Silicates are a type of mineral, about 30% of all minerals are silicates. Quartz, glass, and silica sand (sound familiar?) are some silicates. Silicates may be present in tap water. Iodine is an ingredient found in many aquarium additives. The excess organics and nutrients comes into play mostly in new aquariums where the water has not yet stabilized, and diatoms usually appear before more common green algae which itself will often limit the diatoms.
Maintaining good water quality (regular water changes) is recommended. If diatoms persist in low-light areas it may mean silicate in the tap water, usually 3-4 ppm will cause diatoms; check with your water supply board who should have a list of substances in the water and see if silicate is included. Phosphate removers also remove silicates, as does RO (reverse osmosis).

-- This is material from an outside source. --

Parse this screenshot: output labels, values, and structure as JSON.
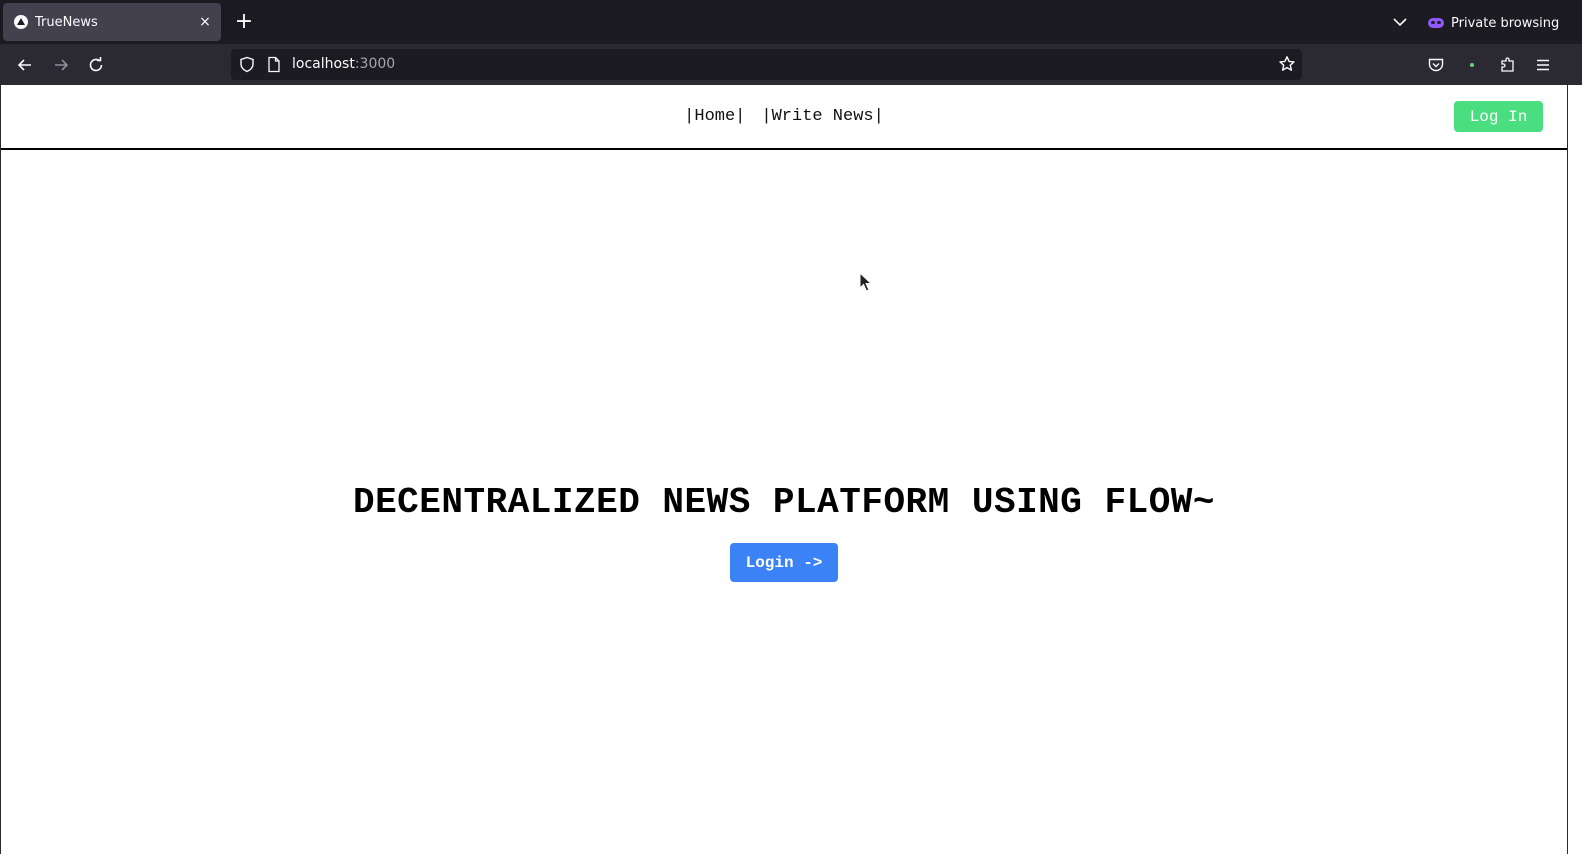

Live plants help by keeping more stable water conditions. Increasing the light may help, but if the cause of the diatoms is organic/nutrient this will often result in green algae in brighter light. Some snails and "algae" fish like otos eat diatoms, but the latter obviously won't work in brackish water.
I dug around a bit and it appears the above holds for brackish as well as freshwater.